And so we raced up the garage stairs to the kitchen sink, and filled the blue chipped glasses right to the top.  Water ran over our wrists and mingled with our sweat.

“On your mark, get set…”

The cold folded around our throats as we began to gulp.  And gulp.  And gulp, eyeing each other over the brim of our glasses.  At first, the water felt cool and refreshing sliding down our throats and into our empty bellies.  Light reflecting through the glass stamped dancing snowflakes across the countertops.  It felt good to be filled again.

Then the frantic shuffle of our Adam’s apples slowed, and the sounds became more labored.  We approached the last centimeter of water, a depth we’d learned could kill you when the wheelchair-bound girl at school had ventured out on her birthday for ten glorious minutes of freedom, tipped into a puddle and drowned before anyone could set her right.  We closed our eyes against the pain, arched our wrists a little higher, then slammed the glasses on the counter and wiped our mouths with the backs of our hands.

“Still thirsty!” I panted.

“Me too!” cried Devon.

The good fight was fought long into the night.

Hot Dog Dogs And Late Night Buses

As the dog grew older, so grew the rot.  He could smell it on her breath, curdling into the lining of her throat.  She shrank into herself, drawing her nose into her drooping chest.  So, too, the length of her body into her master’s legs.  Protection, perhaps, from all those wonderful smells that had so excited her all those years ago.

Too much, too much.  Not so wonderful any longer.

When the bus pulls up to the station, he scoops her into his arms and she doesn’t even protest.  Just submits to the humiliating pull on her bladder, lets the dark spread.  A trail of drops stain the aisle, as if to say, “We two once existed.  Before we disappeared into the night.”

Radiator, O! Radiator!

Radiator, o!  Radiator! When you don’t work, my life is cold. Right from my nose down to my toes. Radiator, o! Radiator! A fair weather friend am I.  For I can’t help but think when I don’t hear your hum, that YOU’RE JUST A GODDAMN FREEZING HUNK OF METAL!

Summer In The City

It wasn’t that she didn’t enjoy the occasional bout of small talk–not so long as it adhered to templates sampled from the loudest voice to ripple across this morning’s blogosphere.  No, it was all the things that people could be doing while they small talked.  Mixing that latte, ringing up toiletries, debarking the express, generally: tut-tut-to-ing it; crossing the goddamn street.

This, she knew, meant she was decidedly a city person–not a country girl temporarily swapping tree forests for cultural ones, but a get-outta-my-way-gotta-get-this-next-thing-done-it’s-hot-as-hell-out-here-and-I’m-tired-and-hungry-and-don’t-give-a-crap-what-the-tops-of-the-skyscrapers-look-like-you-goddamn-tourist city person.

Or perhaps, as she’d once guessed, this was simply what it meant to be an adult.
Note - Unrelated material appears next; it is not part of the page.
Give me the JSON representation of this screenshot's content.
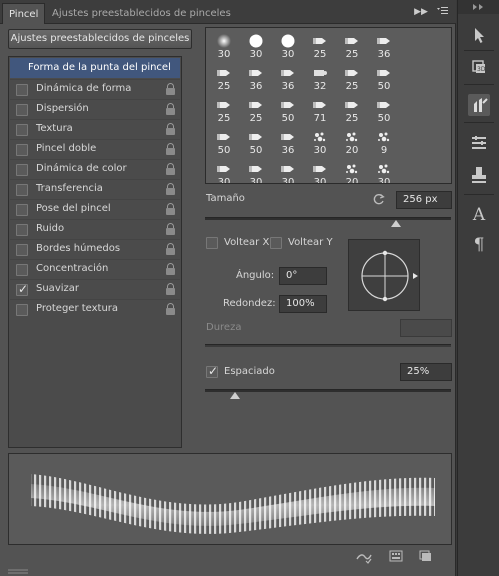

The other day while waiting for the light in a haze of burning diesel, she’d overheard a conversation between a modern intellectual type–the kind with black rimmed glasses he had no physical need for and a voice made of NPR/PRI soporific intonations–and one of those shell shocked hippies who looked like he’d just returned from a forty year acid trip to discover the world had moved on but not much improved itself.

“What about life?” the hippie asked.  “Experience?  Presence?  Moment to moment pleasure?”
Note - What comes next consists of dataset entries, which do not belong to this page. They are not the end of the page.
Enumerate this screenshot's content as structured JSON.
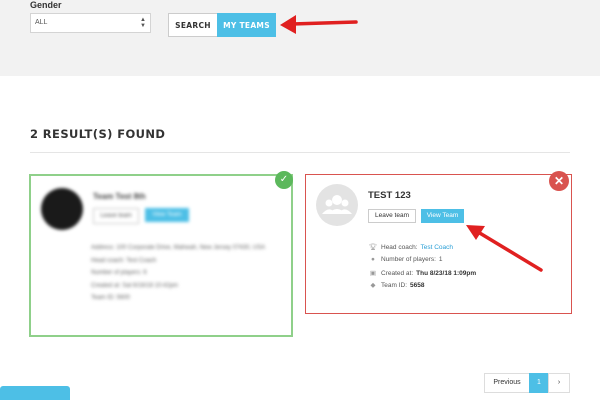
{
  "filters": {
    "gender_label": "Gender",
    "gender_value": "ALL"
  },
  "tabs": {
    "search": "SEARCH",
    "my_teams": "MY TEAMS"
  },
  "results": {
    "title": "2 RESULT(S) FOUND"
  },
  "blurred_card": {
    "title": "Team Test 8th",
    "leave_label": "Leave team",
    "view_label": "View Team",
    "lines": [
      "Address: 100 Corporate Drive, Mahwah, New Jersey 07430, USA",
      "Head coach: Test Coach",
      "Number of players: 6",
      "Created at: Sat 6/16/18 10:42pm",
      "Team ID: 5600"
    ]
  },
  "team_card": {
    "name": "TEST 123",
    "leave_label": "Leave team",
    "view_label": "View Team",
    "head_coach_label": "Head coach:",
    "head_coach_value": "Test Coach",
    "players_label": "Number of players:",
    "players_value": "1",
    "created_label": "Created at:",
    "created_value": "Thu 8/23/18 1:09pm",
    "team_id_label": "Team ID:",
    "team_id_value": "5658"
  },
  "pagination": {
    "previous": "Previous",
    "current": "1",
    "next": "›"
  },
  "icons": {
    "check": "check-icon",
    "close": "close-icon",
    "group": "group-icon",
    "trophy": "trophy-icon",
    "person": "person-icon",
    "calendar": "calendar-icon",
    "tag": "tag-icon"
  },
  "colors": {
    "accent": "#4dbfe6",
    "danger": "#d9534f",
    "success": "#5cb85c",
    "link": "#2a9fd6",
    "arrow": "#e02020"
  }
}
The intellectual shrugged, pinched his lips.  “I stopped to smell the roses,” he said, prepared his verdict, tapped his foot.  “Eh.”

Then he sighed, dug for change, made a mental list of phone calls for when he climbed the stairs to his closet-sized loft that lacked real windows yet baked skin like a kiln.

“And how about this weather?”

Then the light changed and they jostled across First, thighs sticky and feverish in the goddamn heat.